Charcot foot is a relatively rare complication of diabetes and occurs in those who suffer from diabetic neuropathy. This condition damages the connection between your brain and peripheral nerves, complicating pain signals and leaving you without normal sensation in your feet.
Inflammation is the primary factor in Charcot foot. Over time, this inflammation destabilizes foot joints. Destroyed bone tissue, joint subluxation, deformity, and dislocation can occur.
One of the most common deformities in people with Charcot foot is called rocker-bottom deformity. This causes a pronounced, rounded “hump” in the base of the foot, much like the bottom of a rocking chair.
Left untreated, foot deformities can increase pressure on various areas of your foot. Sores can develop, and because diabetes also impacts your body’s healing power, those sores can quickly become serious enough to lead to infection or even amputation.

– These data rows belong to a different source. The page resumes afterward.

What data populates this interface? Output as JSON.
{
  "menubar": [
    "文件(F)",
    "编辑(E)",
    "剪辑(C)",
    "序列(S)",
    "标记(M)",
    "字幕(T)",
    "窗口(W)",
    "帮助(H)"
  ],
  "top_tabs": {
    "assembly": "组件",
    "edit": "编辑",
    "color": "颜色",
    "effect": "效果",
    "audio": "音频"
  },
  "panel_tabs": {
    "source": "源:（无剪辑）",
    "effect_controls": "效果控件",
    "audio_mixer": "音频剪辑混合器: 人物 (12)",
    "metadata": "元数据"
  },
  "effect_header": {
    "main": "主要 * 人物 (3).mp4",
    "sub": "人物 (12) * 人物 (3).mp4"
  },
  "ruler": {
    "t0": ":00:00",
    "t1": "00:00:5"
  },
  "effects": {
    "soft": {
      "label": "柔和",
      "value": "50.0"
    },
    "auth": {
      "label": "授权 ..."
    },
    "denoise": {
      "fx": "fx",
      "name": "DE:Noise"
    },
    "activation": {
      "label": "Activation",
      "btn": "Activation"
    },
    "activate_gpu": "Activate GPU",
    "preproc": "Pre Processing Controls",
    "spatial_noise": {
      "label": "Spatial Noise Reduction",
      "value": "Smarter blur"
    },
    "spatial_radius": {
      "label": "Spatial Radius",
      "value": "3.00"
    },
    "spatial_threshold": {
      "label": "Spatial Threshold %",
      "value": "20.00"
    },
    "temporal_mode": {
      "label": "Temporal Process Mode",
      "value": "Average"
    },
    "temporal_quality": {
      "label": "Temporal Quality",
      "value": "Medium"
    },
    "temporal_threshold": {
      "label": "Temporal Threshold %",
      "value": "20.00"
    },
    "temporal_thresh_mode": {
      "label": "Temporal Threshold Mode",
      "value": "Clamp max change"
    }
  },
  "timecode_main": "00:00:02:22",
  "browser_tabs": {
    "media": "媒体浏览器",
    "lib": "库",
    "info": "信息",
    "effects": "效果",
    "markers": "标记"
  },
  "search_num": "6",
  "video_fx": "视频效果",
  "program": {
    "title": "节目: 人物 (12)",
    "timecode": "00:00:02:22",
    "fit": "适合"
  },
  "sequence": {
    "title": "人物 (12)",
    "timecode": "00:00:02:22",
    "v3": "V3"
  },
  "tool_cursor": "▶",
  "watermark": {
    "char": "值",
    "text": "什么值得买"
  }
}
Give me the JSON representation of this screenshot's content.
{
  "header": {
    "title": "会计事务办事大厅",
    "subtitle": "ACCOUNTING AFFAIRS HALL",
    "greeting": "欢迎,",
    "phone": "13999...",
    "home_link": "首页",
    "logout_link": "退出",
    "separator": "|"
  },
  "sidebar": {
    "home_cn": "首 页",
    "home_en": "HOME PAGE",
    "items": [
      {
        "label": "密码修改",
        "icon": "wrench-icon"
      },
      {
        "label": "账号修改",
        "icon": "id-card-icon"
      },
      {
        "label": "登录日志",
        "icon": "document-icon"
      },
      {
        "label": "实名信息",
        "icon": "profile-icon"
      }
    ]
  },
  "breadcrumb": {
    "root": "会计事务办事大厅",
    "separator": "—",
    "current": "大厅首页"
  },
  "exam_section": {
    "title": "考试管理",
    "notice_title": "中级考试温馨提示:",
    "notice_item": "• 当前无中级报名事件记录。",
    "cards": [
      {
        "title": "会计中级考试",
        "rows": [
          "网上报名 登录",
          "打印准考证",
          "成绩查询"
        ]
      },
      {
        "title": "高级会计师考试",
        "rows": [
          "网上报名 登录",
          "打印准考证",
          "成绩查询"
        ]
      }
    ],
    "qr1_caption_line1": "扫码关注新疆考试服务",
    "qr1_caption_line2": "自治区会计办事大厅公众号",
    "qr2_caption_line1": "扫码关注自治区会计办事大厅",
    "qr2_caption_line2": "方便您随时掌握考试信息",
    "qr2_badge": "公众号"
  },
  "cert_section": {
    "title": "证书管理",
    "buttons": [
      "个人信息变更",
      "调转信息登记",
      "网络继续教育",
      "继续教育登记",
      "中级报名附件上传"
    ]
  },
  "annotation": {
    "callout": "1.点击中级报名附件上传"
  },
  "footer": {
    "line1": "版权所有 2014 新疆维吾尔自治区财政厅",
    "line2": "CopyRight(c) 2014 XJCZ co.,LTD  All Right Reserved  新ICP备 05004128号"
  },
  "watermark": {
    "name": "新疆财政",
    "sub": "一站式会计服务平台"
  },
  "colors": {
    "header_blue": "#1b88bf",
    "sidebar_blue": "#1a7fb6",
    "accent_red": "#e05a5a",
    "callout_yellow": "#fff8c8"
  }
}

There isn’t always a clear cause of Charcot foot. Some of the factors known to play a causal role include unrecognized injury or sprain that triggers an inflammatory response.
Charcot foot also develops in organ transplant patients and is believed to be linked to the drugs used to reduce the risk of transplant rejection.
People suffering from Parkinson’s disease, HIV, psoriasis, and rheumatoid disease also tend to have higher rates of Charcot disease.
Diagnosing Charcot foot requires significant training and experience, especially in the early stages before clear deformities develop. X-rays can help detect shifting bone alignment. Swelling, heated skin, and redness are primary symptoms.
In the early stages, treatment efforts focus on reducing weight placed on the foot, addressing bone disease with casting or medications, and taking steps to prevent new foot fractures. When Charcot foot advances, surgery may be the only way to correct the problem before foot ulcers develop.
Surgery can remove bony protuberances or correct deformities that cannot be adequately treated using restrictive footwear or orthotics. A skilled surgeon can stabilize the affected foot, allowing you to remain mobile and reduce the risk of ulcers.
The specialists at Advanced Foot & Ankle Center have extensive experience treating Charcot foot and are standing by to deliver top-quality diagnostic and treatment services for this complex condition. Book your visit online or by phone today to get started.